Manila Bulletin, February 19, 2014 | Go to article overview

The Symbolism of the Sunflower


The computer game Plants versus Zombies has popularized the Sunflower among kids and kids at heart. This flower is certainly an iconic and important flowering plant both in the field of history, in horticulture and in the field of medicine. The plant can actually grow well here in the Philippines. It is now a seasonal and common annual summer plant at the University of the Philippines, especially in Diliman, Quezon City, where sunflowers are planted in the main entrance highway stretch toward the Administration Building facing the Oblation during graduation season. Some varieties do have the typical dinner plate-size flowers.

Though sunflowers are not native here in the Philippines, some tropical varieties really do grow very well here in the country. Scientifically known as Helianthus annuus and belonging to the Asteraceae plant family, it is the official flower of the University of the Philippines . This large and diverse plant family also includes the asters and the daisies, flowers which typically has a flower head. The sunflower symbolizes hope, as it depicts the appearance of the sun. It also symbolizes simplicity, having just one big flower on a stem, and at the same time complex as each flower holds hundreds of seeds.

The sunflower is an annual plant, possessing a large inflorescence or flower head. Its name was derived from its flower's shape and image, which looks like the sun. The typical plant has a rough, hairy stem, with broad, coarsely toothed, rough leaves and circular yellow-orange heads of flowers. The flower head is not just one flower, but actually consist of many individual flowerets which mature and dry into seeds, usually by the hundreds, on a receptacle base. Sunflowers commonly grow to heights between 1.5 to 3.5 meters or 5 to 12 feet.

Sunflowers grow best in full bright sun. Seeds are usually sown on the ground during summer. They grow best in fertile, moist, well-drained soil with organic matter. …

The rest of this article is only available to active members of Questia

Already a member? Log in now.

Notes for this article

Add a new note
If you are trying to select text to create highlights or citations, remember that you must now click or tap on the first word, and then click or tap on the last word.
One moment ...
Default project is now your active project.
Project items
Notes
Cite this article

Cited article

Style
Citations are available only to our active members.
Buy instant access to cite pages or passages in MLA 8, MLA 7, APA and Chicago citation styles.
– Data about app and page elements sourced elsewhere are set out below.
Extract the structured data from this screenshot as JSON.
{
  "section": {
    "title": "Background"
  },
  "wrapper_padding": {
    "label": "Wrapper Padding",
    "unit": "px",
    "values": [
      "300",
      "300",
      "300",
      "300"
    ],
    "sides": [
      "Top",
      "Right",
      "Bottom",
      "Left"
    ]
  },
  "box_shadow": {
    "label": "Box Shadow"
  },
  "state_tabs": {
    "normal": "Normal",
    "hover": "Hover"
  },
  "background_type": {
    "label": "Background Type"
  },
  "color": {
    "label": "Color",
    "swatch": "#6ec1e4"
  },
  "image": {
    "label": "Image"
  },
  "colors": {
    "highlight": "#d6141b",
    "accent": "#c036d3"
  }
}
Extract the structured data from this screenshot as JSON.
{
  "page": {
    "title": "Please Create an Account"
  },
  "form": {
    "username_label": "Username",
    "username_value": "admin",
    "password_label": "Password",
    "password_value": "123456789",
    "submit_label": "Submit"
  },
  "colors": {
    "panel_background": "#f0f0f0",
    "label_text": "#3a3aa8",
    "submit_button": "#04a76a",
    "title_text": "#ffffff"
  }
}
(Einhorn, 1992, p. 25)

(Einhorn 25)

(Einhorn 25)

1. Lois J. Einhorn, Abraham Lincoln, the Orator: Penetrating the Lincoln Legend (Westport, CT: Greenwood Press, 1992), 25, http://www.questia.com/read/27419298.

Note: primary sources have slightly different requirements for citation. Please see these guidelines for more information.
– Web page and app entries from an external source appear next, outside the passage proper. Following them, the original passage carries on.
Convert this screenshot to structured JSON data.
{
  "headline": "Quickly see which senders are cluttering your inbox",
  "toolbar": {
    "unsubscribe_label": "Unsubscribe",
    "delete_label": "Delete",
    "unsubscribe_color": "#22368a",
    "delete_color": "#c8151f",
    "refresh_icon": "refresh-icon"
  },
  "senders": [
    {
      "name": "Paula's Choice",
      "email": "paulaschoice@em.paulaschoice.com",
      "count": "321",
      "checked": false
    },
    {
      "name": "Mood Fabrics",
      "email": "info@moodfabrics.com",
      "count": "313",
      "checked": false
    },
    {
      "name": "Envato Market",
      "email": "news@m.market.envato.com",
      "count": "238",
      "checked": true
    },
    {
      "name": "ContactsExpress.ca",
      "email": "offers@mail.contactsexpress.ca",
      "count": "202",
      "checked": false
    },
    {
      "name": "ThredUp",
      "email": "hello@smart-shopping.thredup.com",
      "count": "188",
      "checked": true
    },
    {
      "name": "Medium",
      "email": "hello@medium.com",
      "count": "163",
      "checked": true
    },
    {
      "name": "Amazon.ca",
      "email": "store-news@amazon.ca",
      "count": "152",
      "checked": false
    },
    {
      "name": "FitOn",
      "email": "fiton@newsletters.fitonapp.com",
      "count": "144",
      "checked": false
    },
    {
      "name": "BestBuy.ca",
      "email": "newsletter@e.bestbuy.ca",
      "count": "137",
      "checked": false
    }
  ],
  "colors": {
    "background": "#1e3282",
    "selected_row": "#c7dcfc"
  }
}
Cited article

The Symbolism of the Sunflower
Settings

Settings

Typeface
Text size Smaller Larger Reset View mode
Search within

Search within this article
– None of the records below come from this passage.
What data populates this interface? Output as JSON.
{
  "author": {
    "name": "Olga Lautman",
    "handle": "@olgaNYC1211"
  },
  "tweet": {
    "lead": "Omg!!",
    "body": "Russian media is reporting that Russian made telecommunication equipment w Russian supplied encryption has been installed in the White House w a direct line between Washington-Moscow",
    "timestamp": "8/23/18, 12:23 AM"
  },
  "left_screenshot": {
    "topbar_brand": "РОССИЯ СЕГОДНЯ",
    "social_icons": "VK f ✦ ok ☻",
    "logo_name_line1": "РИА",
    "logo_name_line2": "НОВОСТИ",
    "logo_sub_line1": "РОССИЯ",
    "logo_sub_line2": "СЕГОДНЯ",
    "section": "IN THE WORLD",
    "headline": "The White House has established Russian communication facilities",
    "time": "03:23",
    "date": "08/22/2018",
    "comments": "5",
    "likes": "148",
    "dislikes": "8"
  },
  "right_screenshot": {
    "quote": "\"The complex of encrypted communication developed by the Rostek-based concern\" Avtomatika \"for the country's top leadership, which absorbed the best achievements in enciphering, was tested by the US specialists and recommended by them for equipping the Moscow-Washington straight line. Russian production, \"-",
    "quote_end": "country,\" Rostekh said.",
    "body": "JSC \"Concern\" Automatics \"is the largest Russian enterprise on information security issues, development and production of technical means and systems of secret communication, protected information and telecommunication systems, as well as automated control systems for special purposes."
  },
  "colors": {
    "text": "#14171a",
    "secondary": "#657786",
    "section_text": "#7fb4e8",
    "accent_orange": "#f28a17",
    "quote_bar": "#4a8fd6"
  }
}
Look up

Look up a word

  • Dictionary
  • Thesaurus
Please submit a word or phrase above.
Print this page

Print this page

Why can't I print more than one page at a time?

Help
Full screen
Items saved from this article
  • Highlights & Notes
  • Citations
Some of your highlights are legacy items.

Highlights saved before July 30, 2012 will not be displayed on their respective source pages.

You can easily re-create the highlights by opening the book page or article, selecting the text, and clicking “Highlight.”

matching results for page

    Questia reader help

    How to highlight and cite specific passages

    1. Click or tap the first word you want to select.
    2. Click or tap the last word you want to select, and you’ll see everything in between get selected.
    3. You’ll then get a menu of options like creating a highlight or a citation from that passage of text.

    OK, got it!

    Cited passage

    Style
    Citations are available only to our active members.
    Buy instant access to cite pages or passages in MLA 8, MLA 7, APA and Chicago citation styles.

    "Portraying himself as an honest, ordinary person helped Lincoln identify with his audiences." (Einhorn, 1992, p. 25).

    "Portraying himself as an honest, ordinary person helped Lincoln identify with his audiences." (Einhorn 25)

    "Portraying himself as an honest, ordinary person helped Lincoln identify with his audiences." (Einhorn 25)

    "Portraying himself as an honest, ordinary person helped Lincoln identify with his audiences."1

    1. Lois J. Einhorn, Abraham Lincoln, the Orator: Penetrating the Lincoln Legend (Westport, CT: Greenwood Press, 1992), 25, http://www.questia.com/read/27419298.

    Cited passage

    Thanks for trying Questia!

    Please continue trying out our research tools, but please note, full functionality is available only to our active members.

    Your work will be lost once you leave this Web page.

    Buy instant access to save your work.

    Already a member? Log in now.

    Search by... Author
    Show... All Results Primary Sources Peer-reviewed

    Oops!

    An unknown error has occurred. Please click the button below to reload the page. If the problem persists, please try again in a little while.